Runyon tells the story of one student group that presented a proposal to study volcanic formations on the planet Venus. The panel was so blown away by the caliber and quality of the proposal that they wanted to fund the mission on the spot. Runyon and the other mentors quickly explained to the panel members that the mission proposal was an undergraduate student exercise.
Mitch Colgan, chair of the Department of Geology and Environmental Geosciences, says the class provides students with foundational skills that help prepare them for advanced careers in science, medicine and other fields.
The ability to work in teams with people from other cultures and from other academic disciplines is a crucial skill that all students, regardless of major, should possess, Colgan says.
This year, the space mission class will focus on two specific projects: One team of students will plan a mission to Europa, one of Jupiter’s largest moons.
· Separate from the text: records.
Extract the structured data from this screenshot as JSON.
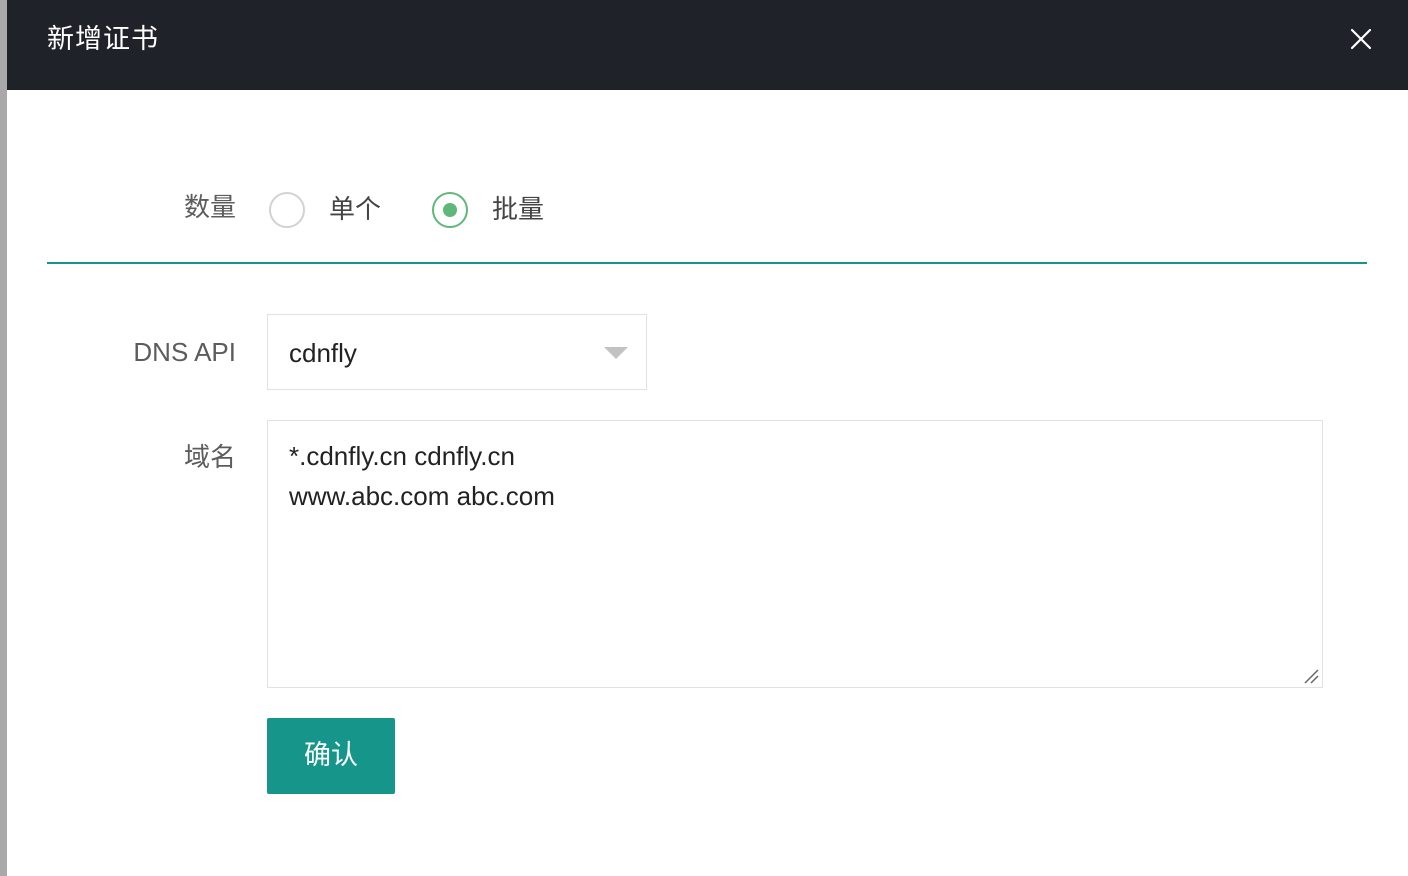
{
  "dialog": {
    "title": "新增证书"
  },
  "form": {
    "quantity": {
      "label": "数量",
      "options": [
        {
          "label": "单个",
          "selected": false
        },
        {
          "label": "批量",
          "selected": true
        }
      ]
    },
    "dns_api": {
      "label": "DNS API",
      "selected_value": "cdnfly"
    },
    "domains": {
      "label": "域名",
      "lines": [
        "*.cdnfly.cn cdnfly.cn",
        "www.abc.com abc.com"
      ]
    },
    "submit_label": "确认"
  },
  "colors": {
    "header_bg": "#20222a",
    "accent": "#16968a",
    "radio_checked": "#5fb878",
    "divider": "#17958a"
  },
  "icons": {
    "close": "close-icon",
    "dropdown": "caret-down-icon",
    "resize": "resize-handle-icon"
  }
}
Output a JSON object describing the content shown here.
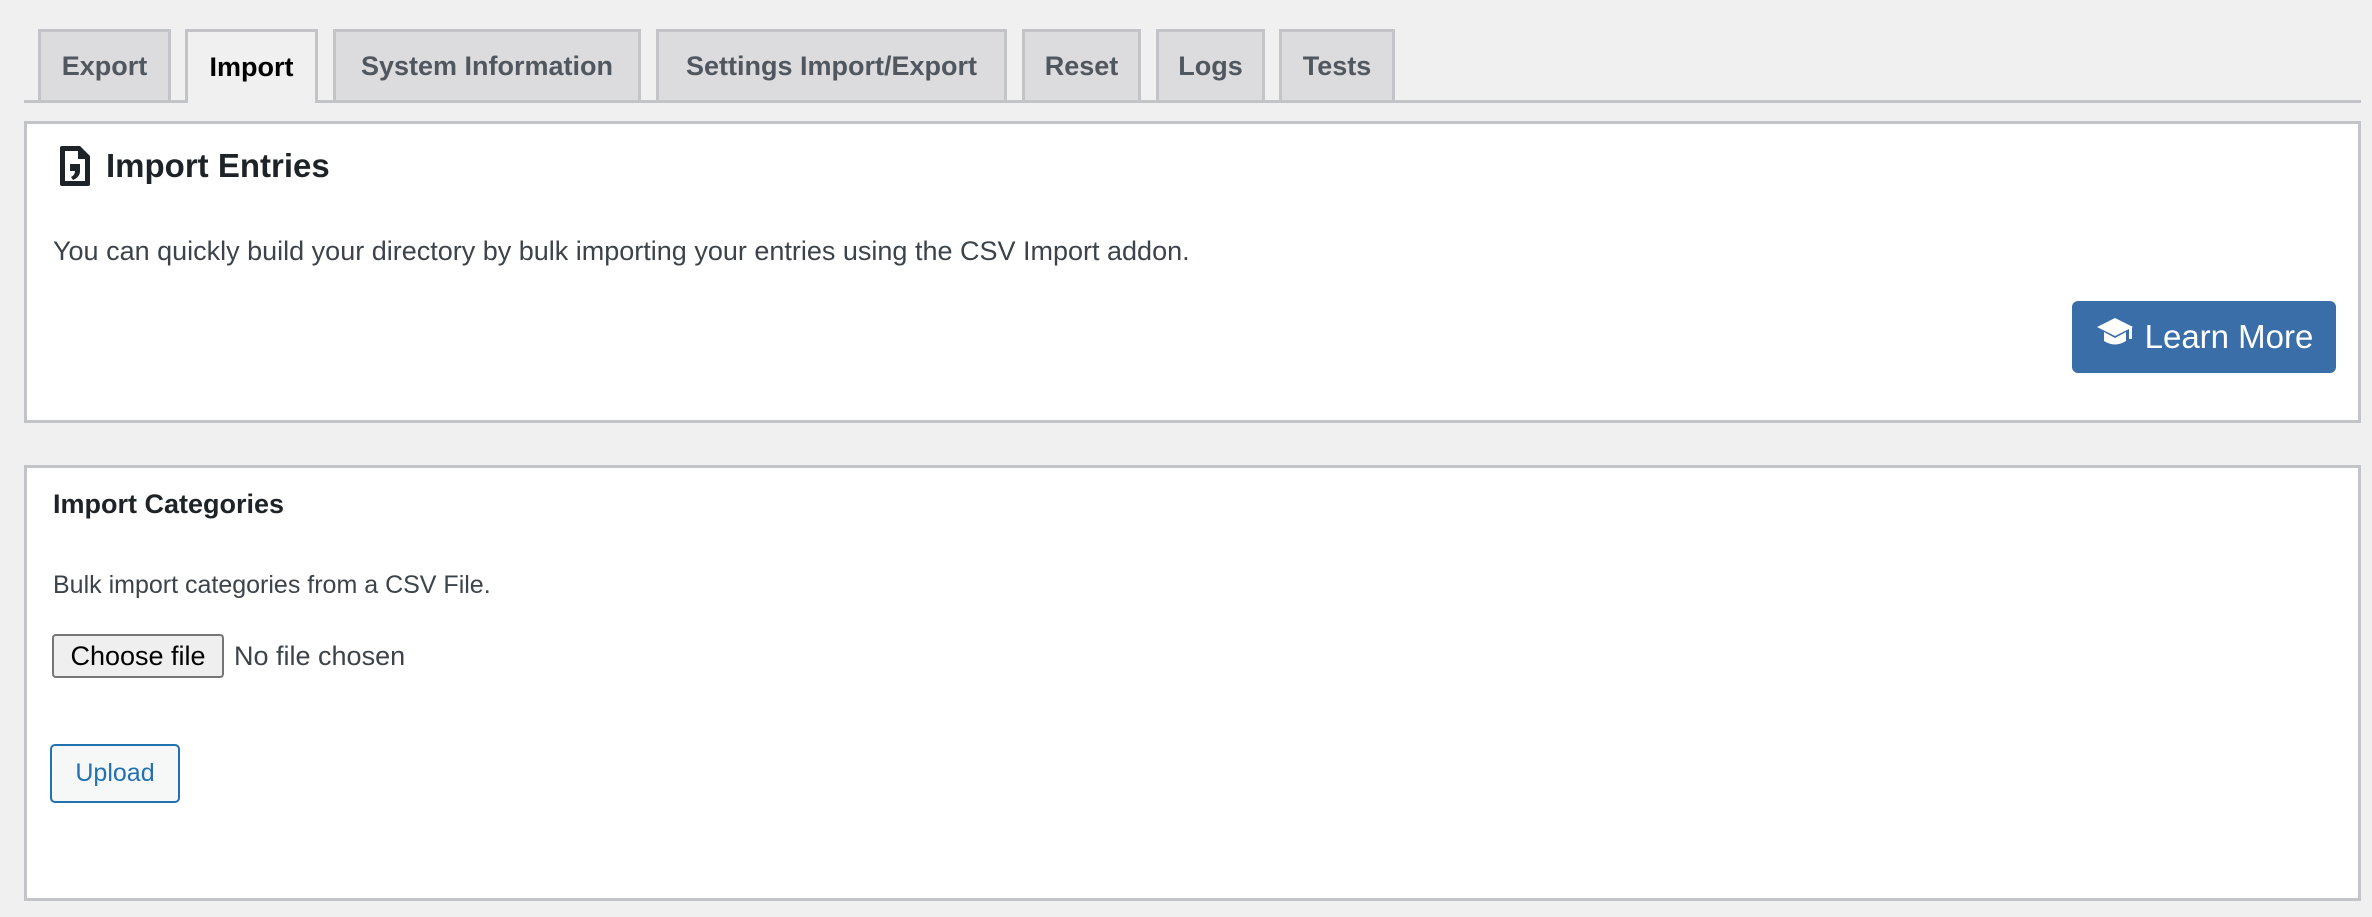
{
  "tabs": [
    {
      "label": "Export",
      "active": false
    },
    {
      "label": "Import",
      "active": true
    },
    {
      "label": "System Information",
      "active": false
    },
    {
      "label": "Settings Import/Export",
      "active": false
    },
    {
      "label": "Reset",
      "active": false
    },
    {
      "label": "Logs",
      "active": false
    },
    {
      "label": "Tests",
      "active": false
    }
  ],
  "import_entries": {
    "icon": "file-import-icon",
    "title": "Import Entries",
    "description": "You can quickly build your directory by bulk importing your entries using the CSV Import addon.",
    "learn_more": {
      "label": "Learn More",
      "icon": "graduation-cap-icon"
    }
  },
  "import_categories": {
    "title": "Import Categories",
    "description": "Bulk import categories from a CSV File.",
    "file_input": {
      "button_label": "Choose file",
      "status": "No file chosen"
    },
    "upload_label": "Upload"
  },
  "colors": {
    "accent": "#3a6ea9",
    "link": "#2271b1",
    "page_bg": "#f0f0f1",
    "tab_bg": "#dcdcde",
    "border": "#c3c4c7"
  }
}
A second team of students will work with a miniature space satellite called a CubeSat. Their task is to determine whether a particular type of mobile phone will function properly inside the CubeSat when deployed in space.
RELATED: Watch a video of one of Runyon’s former students explaining what he gained from the space mission class.
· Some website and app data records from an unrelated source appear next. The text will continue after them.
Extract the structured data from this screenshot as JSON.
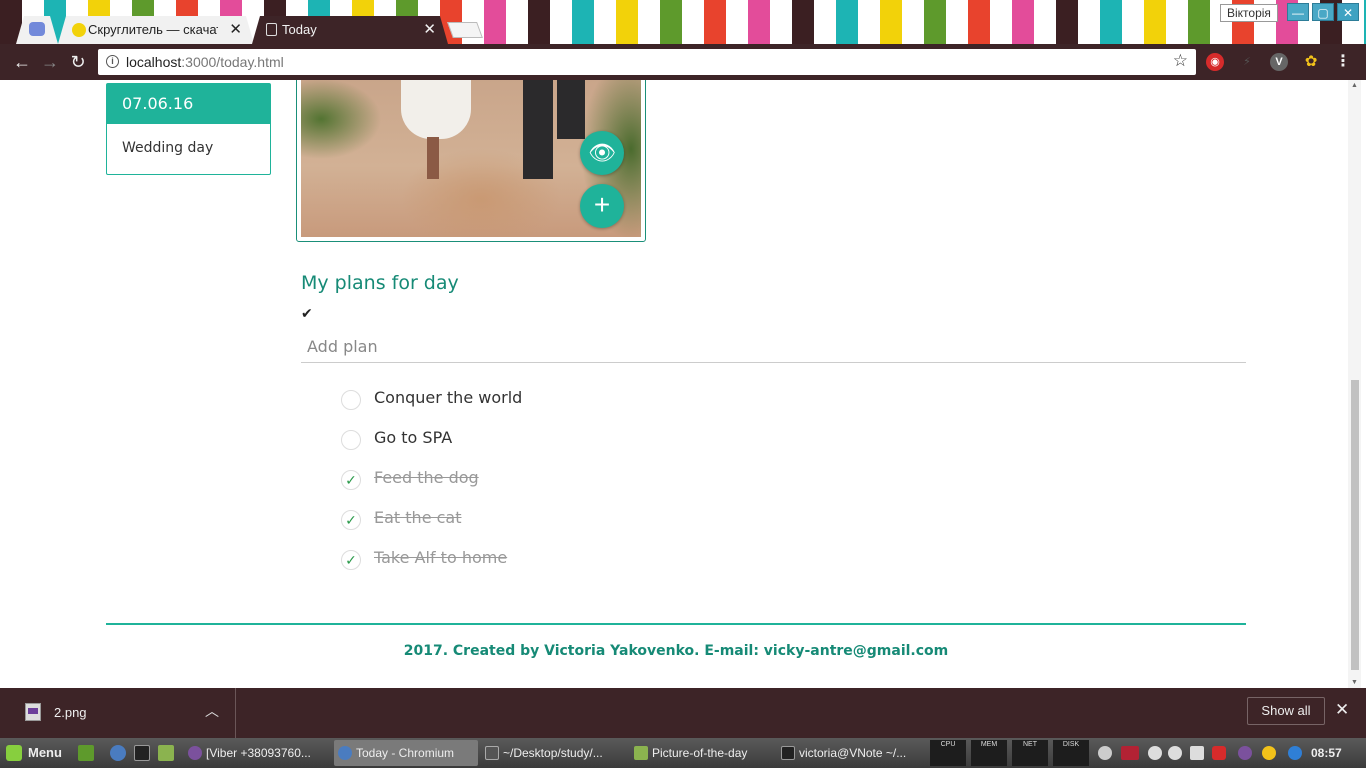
{
  "browser": {
    "tabs": [
      {
        "label": "Скруглитель — скачат",
        "active": false
      },
      {
        "label": "Today",
        "active": true
      }
    ],
    "profile": "Вікторія",
    "url_host": "localhost",
    "url_path": ":3000/today.html"
  },
  "day_card": {
    "date": "07.06.16",
    "title": "Wedding day"
  },
  "plans_section": {
    "title": "My plans for day",
    "toggle_all": "✔",
    "add_placeholder": "Add plan",
    "items": [
      {
        "text": "Conquer the world",
        "done": false
      },
      {
        "text": "Go to SPA",
        "done": false
      },
      {
        "text": "Feed the dog",
        "done": true
      },
      {
        "text": "Eat the cat",
        "done": true
      },
      {
        "text": "Take Alf to home",
        "done": true
      }
    ]
  },
  "footer": {
    "text": "2017. Created by Victoria Yakovenko. E-mail: vicky-antre@gmail.com"
  },
  "download_bar": {
    "file_name": "2.png",
    "show_all": "Show all"
  },
  "taskbar": {
    "menu_label": "Menu",
    "tasks": [
      {
        "label": "[Viber +38093760...",
        "active": false
      },
      {
        "label": "Today - Chromium",
        "active": true
      },
      {
        "label": "~/Desktop/study/...",
        "active": false
      },
      {
        "label": "Picture-of-the-day",
        "active": false
      },
      {
        "label": "victoria@VNote ~/...",
        "active": false
      }
    ],
    "monitors": [
      "CPU",
      "MEM",
      "NET",
      "DISK"
    ],
    "clock": "08:57"
  },
  "colors": {
    "accent": "#1fb39a",
    "accent_dark": "#168a76",
    "chrome_dark": "#3d2427"
  }
}
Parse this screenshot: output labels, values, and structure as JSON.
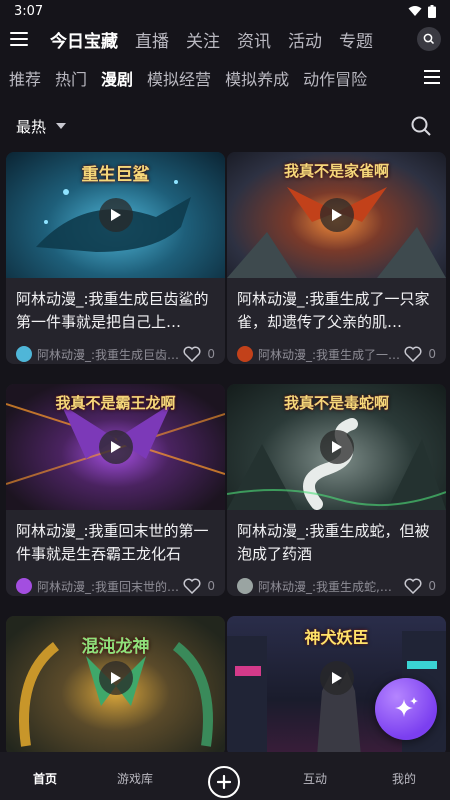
{
  "status_bar": {
    "time": "3:07"
  },
  "top_nav": {
    "tabs": [
      {
        "label": "今日宝藏",
        "active": true
      },
      {
        "label": "直播"
      },
      {
        "label": "关注"
      },
      {
        "label": "资讯"
      },
      {
        "label": "活动"
      },
      {
        "label": "专题"
      }
    ]
  },
  "category_nav": {
    "tabs": [
      {
        "label": "推荐"
      },
      {
        "label": "热门"
      },
      {
        "label": "漫剧",
        "active": true
      },
      {
        "label": "模拟经营"
      },
      {
        "label": "模拟养成"
      },
      {
        "label": "动作冒险"
      }
    ]
  },
  "filter": {
    "sort_label": "最热"
  },
  "cards": [
    {
      "thumb_text": "重生巨鲨",
      "title": "阿林动漫_:我重生成巨齿鲨的第一件事就是把自己上…",
      "author": "阿林动漫_:我重生成巨齿…",
      "likes": "0",
      "bg": "#1e5f7a",
      "accent": "#4fb6d8"
    },
    {
      "thumb_text": "我真不是家雀啊",
      "title": "阿林动漫_:我重生成了一只家雀，却遗传了父亲的肌…",
      "author": "阿林动漫_:我重生成了一…",
      "likes": "0",
      "bg": "#3b3f52",
      "accent": "#e0541f"
    },
    {
      "thumb_text": "我真不是霸王龙啊",
      "title": "阿林动漫_:我重回末世的第一件事就是生吞霸王龙化石",
      "author": "阿林动漫_:我重回末世的…",
      "likes": "0",
      "bg": "#2a1f33",
      "accent": "#a34ee0"
    },
    {
      "thumb_text": "我真不是毒蛇啊",
      "title": "阿林动漫_:我重生成蛇，但被泡成了药酒",
      "author": "阿林动漫_:我重生成蛇,…",
      "likes": "0",
      "bg": "#2b3a38",
      "accent": "#cfd8d6"
    },
    {
      "thumb_text": "混沌龙神",
      "title": "",
      "author": "",
      "likes": "",
      "bg": "#2f3a2a",
      "accent": "#d8a53a"
    },
    {
      "thumb_text": "神犬妖臣",
      "title": "",
      "author": "",
      "likes": "",
      "bg": "#1d2033",
      "accent": "#d43a8a"
    }
  ],
  "bottom_nav": {
    "items": [
      {
        "label": "首页",
        "active": true
      },
      {
        "label": "游戏库"
      },
      {
        "label": "互动"
      },
      {
        "label": "我的"
      }
    ]
  },
  "colors": {
    "background": "#15141a",
    "card": "#25242c",
    "fab": "#8a4cf2",
    "muted_text": "#8e8d96"
  }
}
Space Research for NASA
In addition to teaching students how to plan and conduct research, Runyon remains active with her own space research – including projects on which she is an investigator as well as projects on which her office serves an important management and oversight function.
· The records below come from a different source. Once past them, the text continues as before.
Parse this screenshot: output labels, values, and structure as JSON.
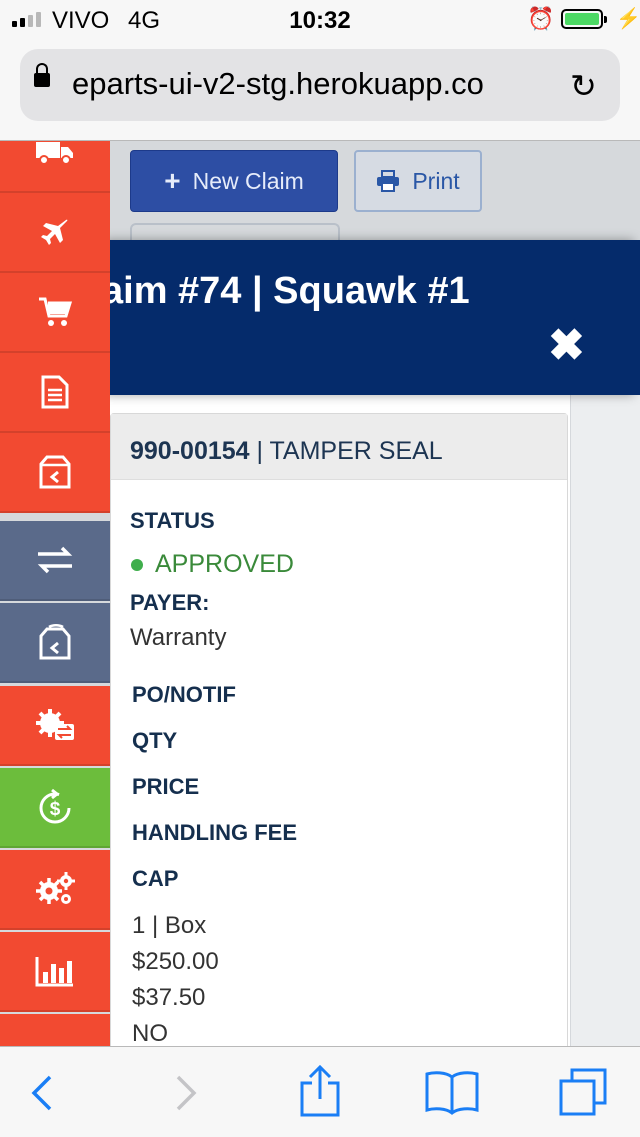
{
  "status_bar": {
    "carrier": "VIVO",
    "network": "4G",
    "time": "10:32",
    "battery_level": 1.0
  },
  "browser": {
    "url": "eparts-ui-v2-stg.herokuapp.co"
  },
  "toolbar": {
    "new_claim_label": "New Claim",
    "print_label": "Print"
  },
  "modal": {
    "title": "aim #74 | Squawk #1",
    "part_number": "990-00154",
    "part_name": "| TAMPER SEAL",
    "status_label": "STATUS",
    "status_value": "APPROVED",
    "status_color": "#3a8a3a",
    "payer_label": "PAYER:",
    "payer_value": "Warranty",
    "po_label": "PO/NOTIF",
    "qty_label": "QTY",
    "price_label": "PRICE",
    "handling_fee_label": "HANDLING FEE",
    "cap_label": "CAP",
    "qty_value": "1 | Box",
    "price_value": "$250.00",
    "handling_fee_value": "$37.50",
    "cap_value": "NO"
  },
  "sidebar": {
    "items": [
      {
        "icon": "truck-icon",
        "color": "#f24a31"
      },
      {
        "icon": "airplane-icon",
        "color": "#f24a31"
      },
      {
        "icon": "cart-icon",
        "color": "#f24a31"
      },
      {
        "icon": "document-icon",
        "color": "#f24a31"
      },
      {
        "icon": "box-return-icon",
        "color": "#f24a31"
      },
      {
        "icon": "transfer-arrows-icon",
        "color": "#5a6a8a"
      },
      {
        "icon": "box-exchange-icon",
        "color": "#5a6a8a"
      },
      {
        "icon": "gear-exchange-icon",
        "color": "#f24a31"
      },
      {
        "icon": "dollar-refresh-icon",
        "color": "#6cbd3c"
      },
      {
        "icon": "gears-icon",
        "color": "#f24a31"
      },
      {
        "icon": "bar-chart-icon",
        "color": "#f24a31"
      }
    ]
  }
}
Throughout her career Runyon has worked on a number of major research projects, including significant contributions to the widely publicized discovery in 2009 of molecular water on the moon. That project involved the use of a Moon Mineralogy Mapper, a NASA-funded instrument that flew on India’s first mission to the Moon on board Chandrayaan-1.
Runyon is currently a member of two international research projects with NASA’s Solar System Exploration Research Virtual Institute. One project is studying the physical properties of Near Earth Asteroids. The second project, which includes researchers from Brown University & MIT, will evaluate the thermal and chemical evolution of planetary bodies.
As director of the South Carolina Space Grant Consortium and South Carolina NASA EPSCoR (Experimental Program to Stimulate Competitive Research), Runyon also is responsible for overseeing and managing research grants funded by NASA under these programs. The programs support aerospace and aerospace-related research and innovation as well as faculty and student development.
The NASA Space Grant and EPSCoR programs are housed at the College of Charleston, and the College also is one of the program’s 15 member institutions.
Colgan says Runyon’s NASA-related work and research on behalf of the College over the past two decades has been instrumental in establishing and strengthening the university’s relationship with the space agency.
Science Education for the Visually Impaired
Of all the academic and research activities Runyon is involved with, one initiative is particularly important to her.
Throughout much of her career, Runyon has been working to identify ways to make science and space education more accessible to the blind and visually impaired.
She was instrumental in getting NASA to begin producing learning materials in braille. As a result of her efforts, several NASA-published education guides now include tactile pages that a blind person can use to identify and differentiate between different planetary surfaces and materials.
Runyon says her work in this area is especially gratifying because it eliminates barriers for people who might otherwise not have the opportunity to pursue an education or career in aerospace.
“I love being able to share my research interests in creative and useful ways… Just as my father once did with me,” she says.